INSTRUCTIONS TO FOLLOW:
Report all lines in the records that hold the string "turpis".

---------------

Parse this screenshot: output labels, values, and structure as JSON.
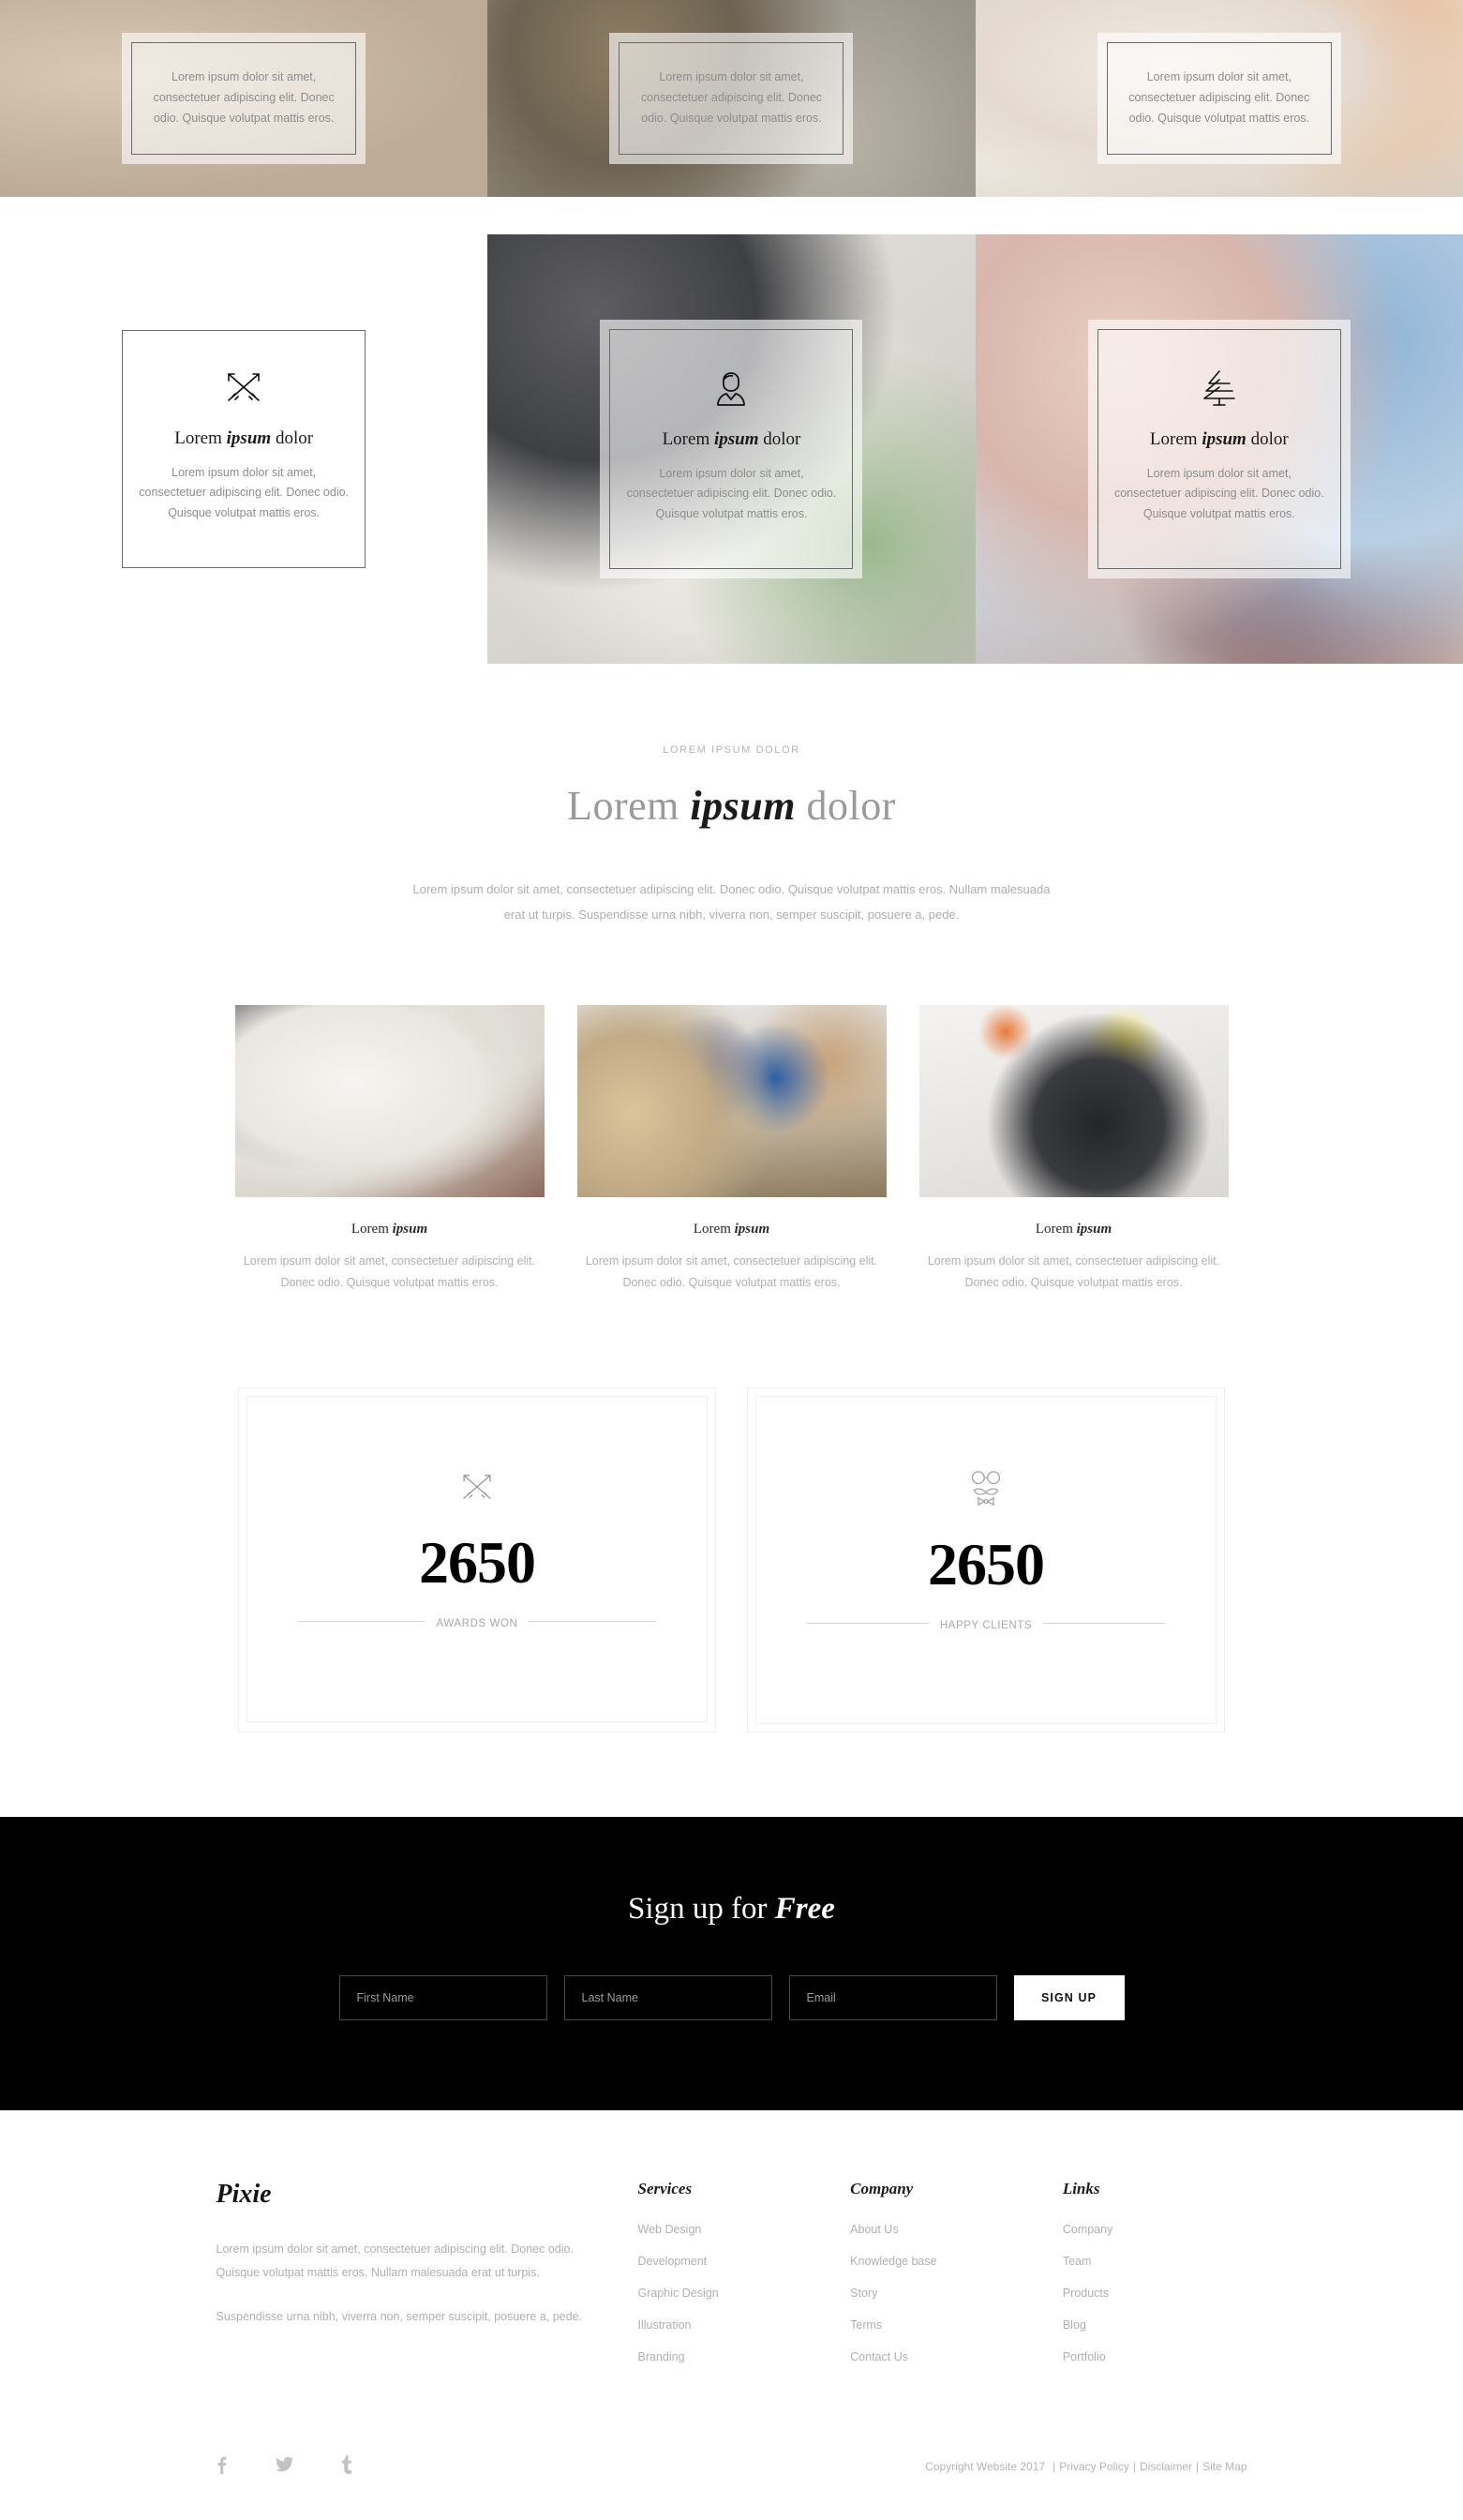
{
  "portfolio": {
    "row1": [
      {
        "text": "Lorem ipsum dolor sit amet, consectetuer adipiscing elit. Donec odio. Quisque volutpat mattis eros."
      },
      {
        "text": "Lorem ipsum dolor sit amet, consectetuer adipiscing elit. Donec odio. Quisque volutpat mattis eros."
      },
      {
        "text": "Lorem ipsum dolor sit amet, consectetuer adipiscing elit. Donec odio. Quisque volutpat mattis eros."
      }
    ],
    "row2": [
      {
        "icon": "crossed-arrows-icon",
        "title_regular": "Lorem ",
        "title_italic": "ipsum",
        "title_rest": " dolor",
        "text": "Lorem ipsum dolor sit amet, consectetuer adipiscing elit. Donec odio. Quisque volutpat mattis eros."
      },
      {
        "icon": "person-icon",
        "title_regular": "Lorem ",
        "title_italic": "ipsum",
        "title_rest": " dolor",
        "text": "Lorem ipsum dolor sit amet, consectetuer adipiscing elit. Donec odio. Quisque volutpat mattis eros."
      },
      {
        "icon": "pine-tree-icon",
        "title_regular": "Lorem ",
        "title_italic": "ipsum",
        "title_rest": " dolor",
        "text": "Lorem ipsum dolor sit amet, consectetuer adipiscing elit. Donec odio. Quisque volutpat mattis eros."
      }
    ]
  },
  "intro": {
    "eyebrow": "LOREM IPSUM DOLOR",
    "title_pre": "Lorem ",
    "title_em": "ipsum",
    "title_post": " dolor",
    "lead": "Lorem ipsum dolor sit amet, consectetuer adipiscing elit. Donec odio. Quisque volutpat mattis eros. Nullam malesuada erat ut turpis. Suspendisse urna nibh, viverra non, semper suscipit, posuere a, pede."
  },
  "features": [
    {
      "image": "laptop-desk-photo",
      "title_pre": "Lorem ",
      "title_em": "ipsum",
      "text": "Lorem ipsum dolor sit amet, consectetuer adipiscing elit. Donec odio. Quisque volutpat mattis eros."
    },
    {
      "image": "team-meeting-photo",
      "title_pre": "Lorem ",
      "title_em": "ipsum",
      "text": "Lorem ipsum dolor sit amet, consectetuer adipiscing elit. Donec odio. Quisque volutpat mattis eros."
    },
    {
      "image": "whiteboard-planning-photo",
      "title_pre": "Lorem ",
      "title_em": "ipsum",
      "text": "Lorem ipsum dolor sit amet, consectetuer adipiscing elit. Donec odio. Quisque volutpat mattis eros."
    }
  ],
  "counters": [
    {
      "icon": "crossed-arrows-icon",
      "number": "2650",
      "label": "AWARDS WON"
    },
    {
      "icon": "hipster-glasses-icon",
      "number": "2650",
      "label": "HAPPY CLIENTS"
    }
  ],
  "signup": {
    "title_pre": "Sign up for ",
    "title_em": "Free",
    "first_name_placeholder": "First Name",
    "first_name_value": "",
    "last_name_placeholder": "Last Name",
    "last_name_value": "",
    "email_placeholder": "Email",
    "email_value": "",
    "button_label": "SIGN UP"
  },
  "footer": {
    "brand": "Pixie",
    "brand_text_1": "Lorem ipsum dolor sit amet, consectetuer adipiscing elit. Donec odio. Quisque volutpat mattis eros. Nullam malesuada erat ut turpis.",
    "brand_text_2": "Suspendisse urna nibh, viverra non, semper suscipit, posuere a, pede.",
    "columns": [
      {
        "title": "Services",
        "links": [
          "Web Design",
          "Development",
          "Graphic Design",
          "Illustration",
          "Branding"
        ]
      },
      {
        "title": "Company",
        "links": [
          "About Us",
          "Knowledge base",
          "Story",
          "Terms",
          "Contact Us"
        ]
      },
      {
        "title": "Links",
        "links": [
          "Company",
          "Team",
          "Products",
          "Blog",
          "Portfolio"
        ]
      }
    ],
    "social": [
      {
        "name": "facebook-icon",
        "glyph": "f"
      },
      {
        "name": "twitter-icon",
        "glyph": "t"
      },
      {
        "name": "tumblr-icon",
        "glyph": "t"
      }
    ],
    "copyright": "Copyright Website 2017",
    "bottom_links": [
      "Privacy Policy",
      "Disclaimer",
      "Site Map"
    ],
    "separator": "|"
  },
  "colors": {
    "accent_dark": "#000000",
    "muted_text": "#b0b0b0",
    "border_light": "#eeeeee"
  }
}
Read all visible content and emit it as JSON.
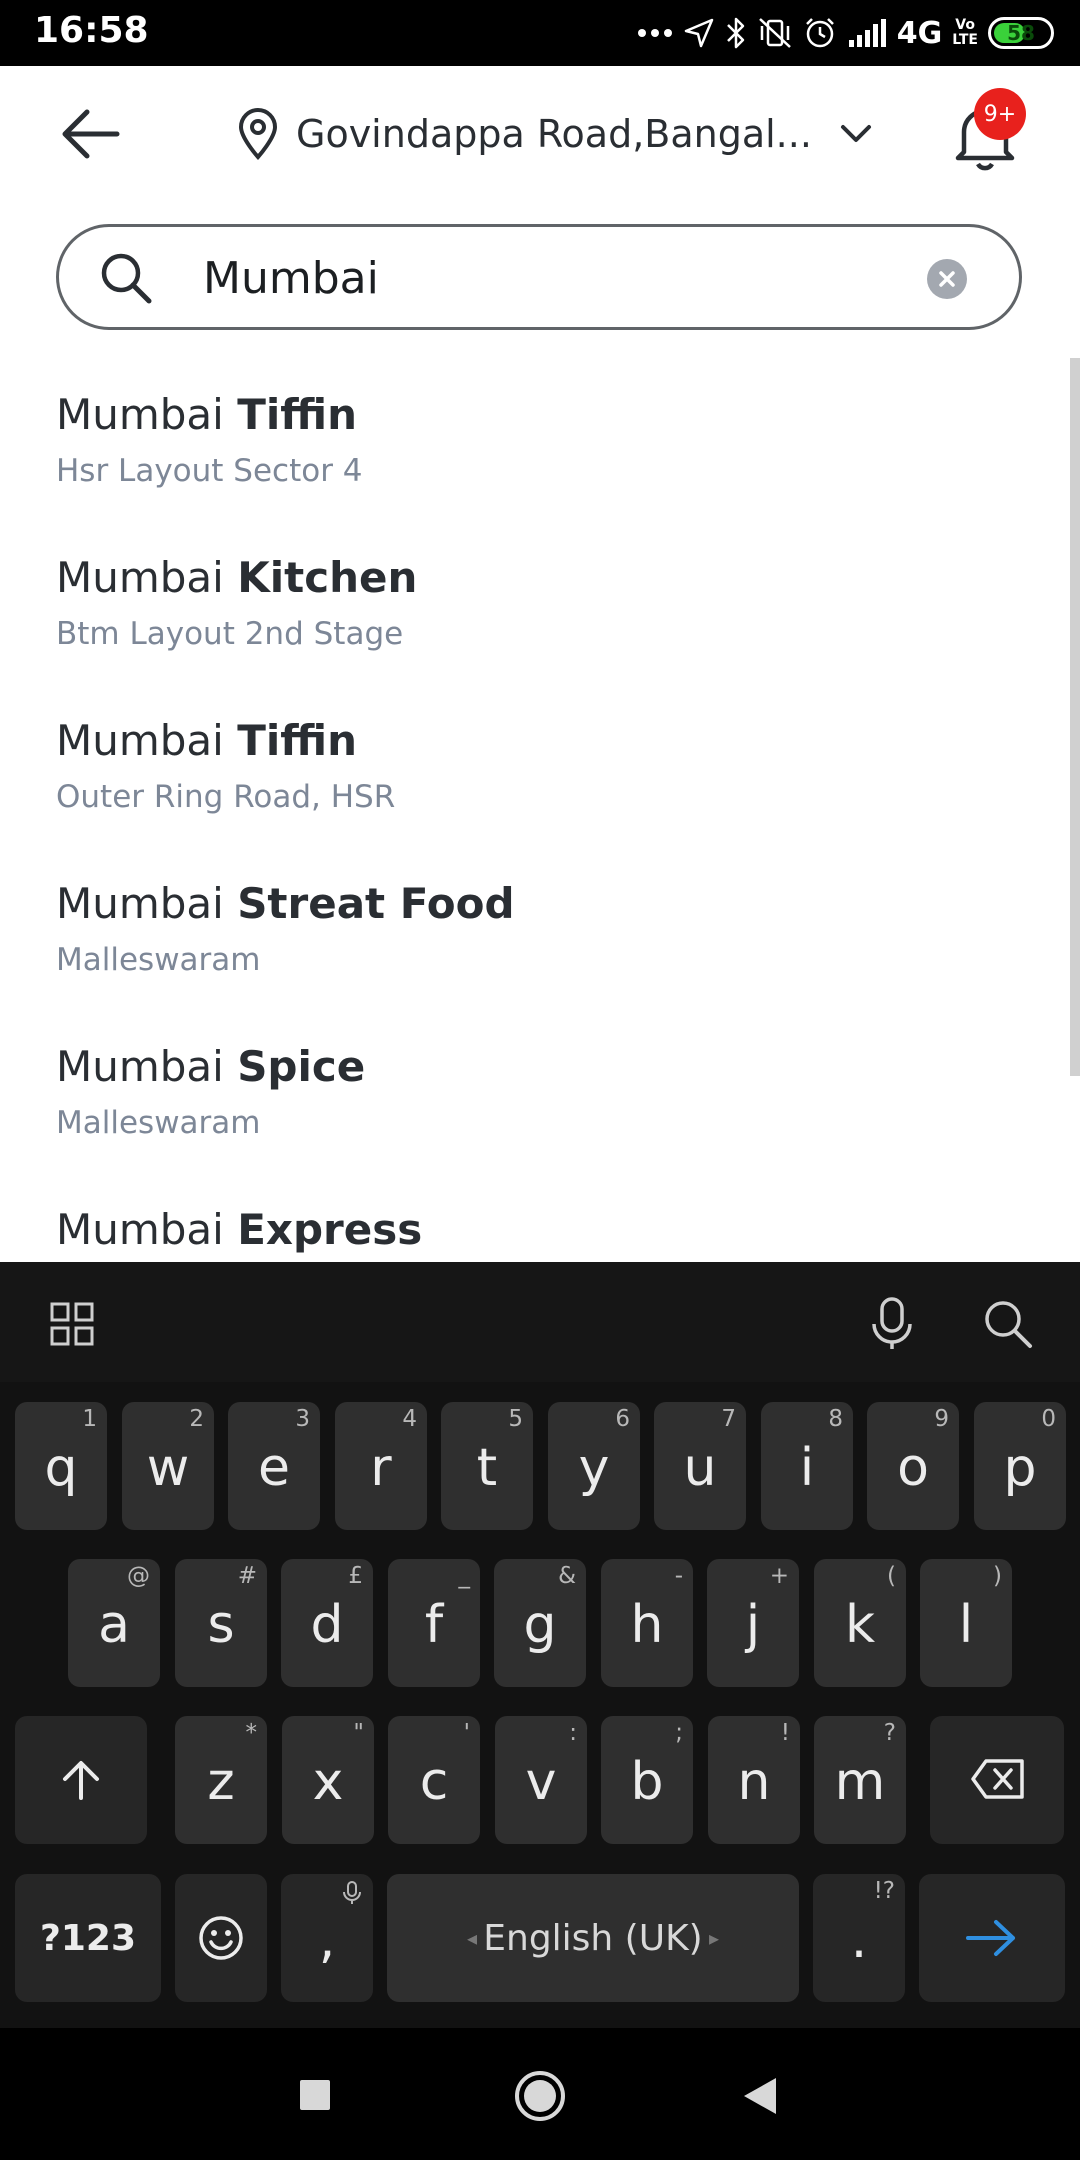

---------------

ANSWER TO THE EXERCISE:
    "lead": "Lorem ipsum dolor sit amet, consectetuer adipiscing elit. Donec odio. Quisque volutpat mattis eros. Nullam malesuada erat ut turpis. Suspendisse urna nibh, viverra non, semper suscipit, posuere a, pede."
    "brand_text_1": "Lorem ipsum dolor sit amet, consectetuer adipiscing elit. Donec odio. Quisque volutpat mattis eros. Nullam malesuada erat ut turpis.",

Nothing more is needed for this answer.